J.L. Rault, K.V. Clark, P.J. Groves And G.M. Cronin


Light intensity may influence broiler behaviour and consequently affect broiler welfare and productivity. However, there are discrepancies in the literature about the effects of various light intensities on meat chicken behaviour.
Few studies have investigated the welfare implications of behavioural changes induced by varying light programs. Here the effects of light intensity on meat chicken leg health and productivity, as part of a larger project on the effect of light intensity on welfare and productivity are reported.
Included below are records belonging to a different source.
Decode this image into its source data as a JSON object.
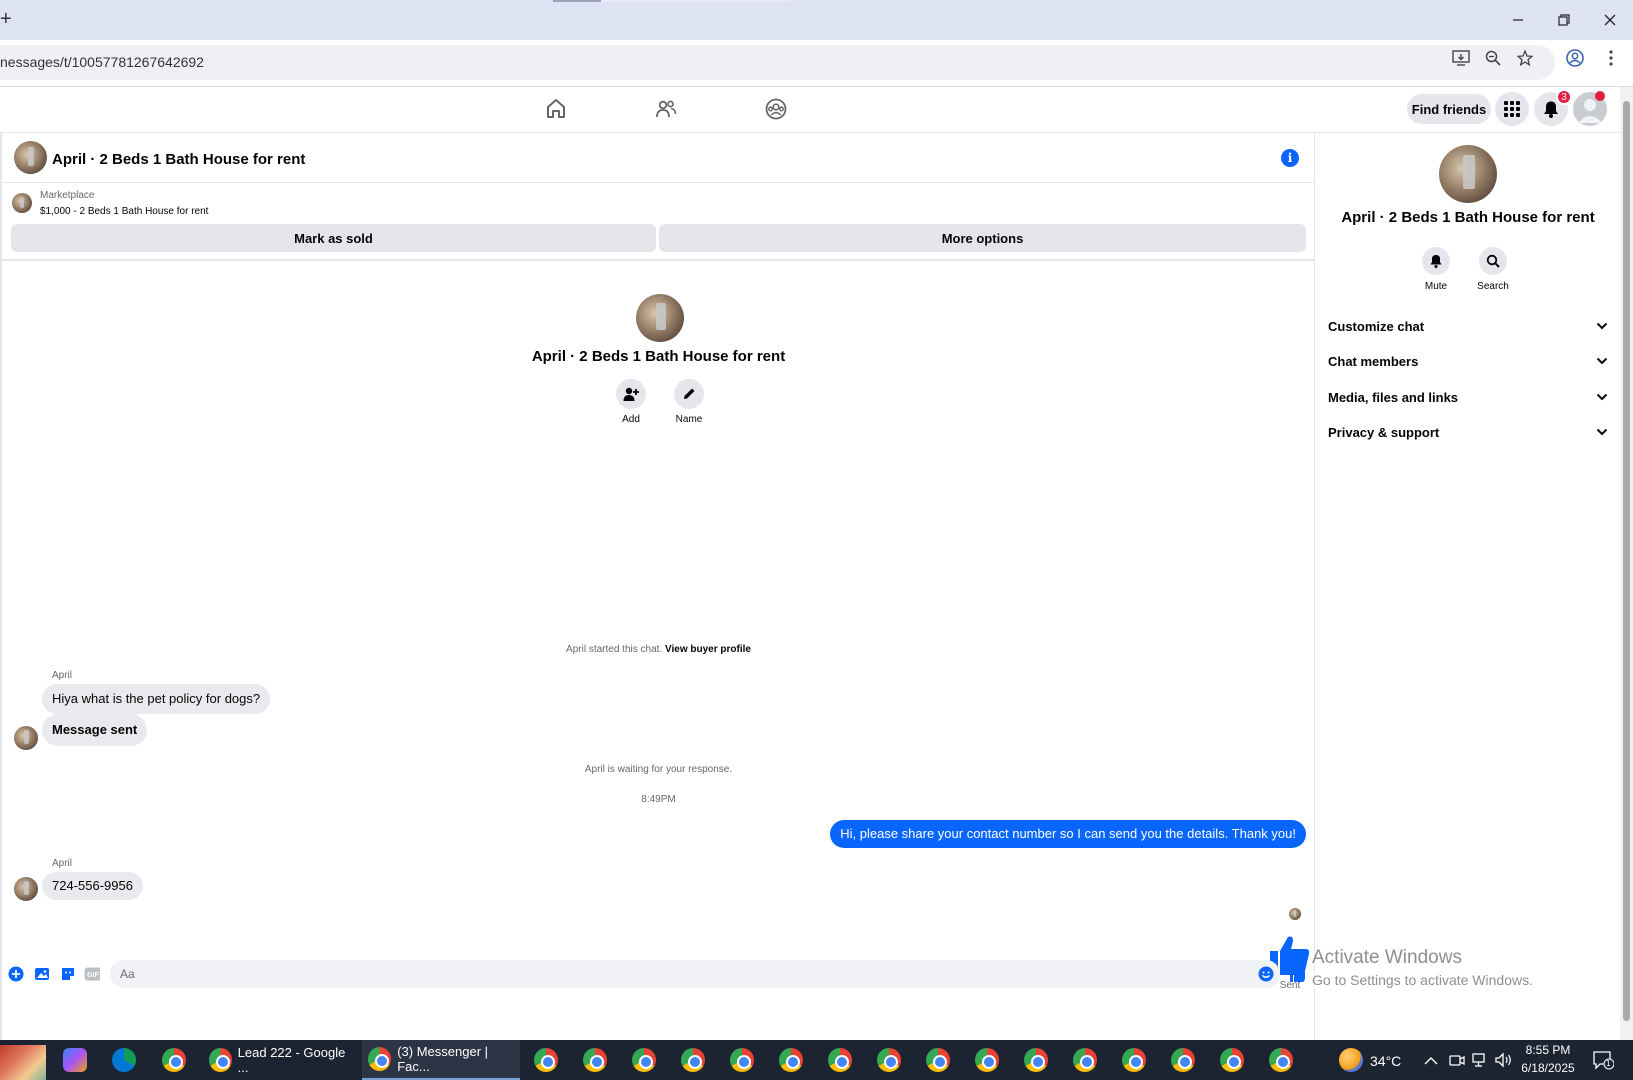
{
  "browser": {
    "url": "nessages/t/10057781267642692",
    "new_tab_glyph": "+"
  },
  "fb_header": {
    "find_friends": "Find friends",
    "notification_count": "3"
  },
  "chat": {
    "title": "April · 2 Beds 1 Bath House for rent",
    "marketplace_label": "Marketplace",
    "listing": "$1,000 - 2 Beds 1 Bath House for rent",
    "mark_sold": "Mark as sold",
    "more_options": "More options",
    "intro_name": "April · 2 Beds 1 Bath House for rent",
    "add_label": "Add",
    "name_label": "Name",
    "started_text": "April started this chat.",
    "view_buyer": "View buyer profile",
    "messages": [
      {
        "sender": "April",
        "text": "Hiya what is the pet policy for dogs?"
      },
      {
        "text": "Message sent"
      }
    ],
    "waiting_text": "April is waiting for your response.",
    "time": "8:49PM",
    "outgoing": "Hi, please share your contact number so I can send you the details. Thank you!",
    "reply_sender": "April",
    "reply_text": "724-556-9956",
    "sent_label": "Sent",
    "composer_placeholder": "Aa"
  },
  "panel": {
    "title": "April · 2 Beds 1 Bath House for rent",
    "mute": "Mute",
    "search": "Search",
    "rows": [
      "Customize chat",
      "Chat members",
      "Media, files and links",
      "Privacy & support"
    ]
  },
  "watermark": {
    "line1": "Activate Windows",
    "line2": "Go to Settings to activate Windows."
  },
  "taskbar": {
    "task1": "Lead 222 - Google ...",
    "task2": "(3) Messenger | Fac...",
    "temp": "34°C",
    "time": "8:55 PM",
    "date": "6/18/2025",
    "action_count": "1"
  }
}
A total of 1,872 Ross 308 broilers of mixed sex were studied across two replicates in an environmentally controlled shed, with 24 pens per treatment starting with 39 birds each (aiming for ≈34 kg/m2 of floor space stocking density at 35 days of age). Following placement, birds were kept at 30-50 lux on a 23L:1D photoperiod. Treatments started on day 8 with the birds exposed to one of two light intensity levels: 5 lux (industry standards) or 20 lux (RSPCA Approved Farming Scheme minimum standard), on a 16L:8D photoperiod with 30 min sunrise and sunset periods. Lighting was delivered through LED lights placed above each pen and light intensity was checked weekly 25 cm above the litter.
The shed was divided lengthwise using light proof curtain divided into two treatment sides, reversed between replicates. A pink noise was provided from day 1 and played continuously through playback recorders in order to cover possible vocal and activity noise effects between treatments. Production measures (body weight of four birds per pen, pen feed and water intakes) were taken weekly from 7 to 49 days of age. Leg and foot leg condition – footpad dermatitis, hock burns, leg straightness – were assessed at 46 days (≈30 birds per pen).
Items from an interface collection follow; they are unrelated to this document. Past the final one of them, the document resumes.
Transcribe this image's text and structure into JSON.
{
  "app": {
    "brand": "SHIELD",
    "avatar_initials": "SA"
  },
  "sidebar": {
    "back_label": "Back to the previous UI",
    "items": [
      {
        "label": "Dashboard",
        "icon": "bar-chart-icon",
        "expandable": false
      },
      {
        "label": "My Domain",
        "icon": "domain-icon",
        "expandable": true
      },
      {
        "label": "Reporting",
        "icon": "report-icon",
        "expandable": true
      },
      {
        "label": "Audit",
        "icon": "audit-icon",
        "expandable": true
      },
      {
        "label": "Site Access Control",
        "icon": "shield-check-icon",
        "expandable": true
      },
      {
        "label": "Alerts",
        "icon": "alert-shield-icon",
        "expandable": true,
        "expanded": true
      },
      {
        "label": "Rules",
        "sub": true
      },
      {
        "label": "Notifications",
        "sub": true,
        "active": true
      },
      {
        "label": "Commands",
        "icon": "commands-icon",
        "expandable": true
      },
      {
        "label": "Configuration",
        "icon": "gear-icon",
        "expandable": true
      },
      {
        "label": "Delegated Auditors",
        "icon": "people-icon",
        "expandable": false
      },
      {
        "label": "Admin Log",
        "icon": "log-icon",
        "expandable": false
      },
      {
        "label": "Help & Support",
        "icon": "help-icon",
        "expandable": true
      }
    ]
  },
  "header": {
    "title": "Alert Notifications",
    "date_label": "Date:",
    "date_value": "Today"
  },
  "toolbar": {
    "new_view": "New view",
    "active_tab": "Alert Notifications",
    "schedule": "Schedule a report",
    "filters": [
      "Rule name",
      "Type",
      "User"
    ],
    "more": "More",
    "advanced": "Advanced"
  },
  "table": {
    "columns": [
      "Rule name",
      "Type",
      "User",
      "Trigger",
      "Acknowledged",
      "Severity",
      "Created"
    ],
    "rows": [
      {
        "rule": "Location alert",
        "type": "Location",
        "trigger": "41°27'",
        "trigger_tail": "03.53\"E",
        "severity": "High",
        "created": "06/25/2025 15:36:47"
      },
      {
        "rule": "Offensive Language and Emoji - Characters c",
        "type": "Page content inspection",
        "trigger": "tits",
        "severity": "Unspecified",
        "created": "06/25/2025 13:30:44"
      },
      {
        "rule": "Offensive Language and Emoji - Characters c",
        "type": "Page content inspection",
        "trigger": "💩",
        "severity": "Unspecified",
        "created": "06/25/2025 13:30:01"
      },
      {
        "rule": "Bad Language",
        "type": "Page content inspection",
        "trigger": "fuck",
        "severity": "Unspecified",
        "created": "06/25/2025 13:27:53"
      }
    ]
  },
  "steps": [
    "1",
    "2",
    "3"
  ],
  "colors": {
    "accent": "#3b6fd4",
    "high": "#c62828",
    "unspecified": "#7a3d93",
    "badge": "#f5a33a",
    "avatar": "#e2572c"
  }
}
Continuous data were normally distributed and analysed using Proc MIXED in SAS, accounting for pen as the experimental unit and repeated measures when applicable. Categorical data were analysed using Chi-square tests.
Body weight differed according to the interaction of treatment × sex × week (P<0.01), with males under 5 lux being heavier than males under 20 lux by weeks 6 and 7, and females under 5 lux being heavier than females under 20 lux by week 7 (all P<0.01). There were no differences in feed and water intakes. Footpad dermatitis was more prevalent in birds under 5 lux than under 20 lux (0/1/2 scores: 67/22/11% vs. 76/8/16%, respectively, P<0.001). Hock burn prevalence for birds under 5 lux was consistent across replicates (replicate1: 49%; replicate 2: 51%) whereas birds under 20 lux had a lower prevalence in replicate 1 (24%, P<0.001) but higher prevalence in replicate 2 (68%, P<0.001). Litter moisture was higher in replicate 1 than replicate 2 (47% vs. 32%, P<0.001). Leg straightness did not differ according to treatment.
Birds under 5 lux grew faster, but had a higher prevalence of foot pad dermatitis, whereas birds under 20 lux could be more or less susceptible to hock burn. Further analyses are on-going for welfare measures such as behavioural activity and corticosterone concentrations.
From the Australian Poultry Science Symposium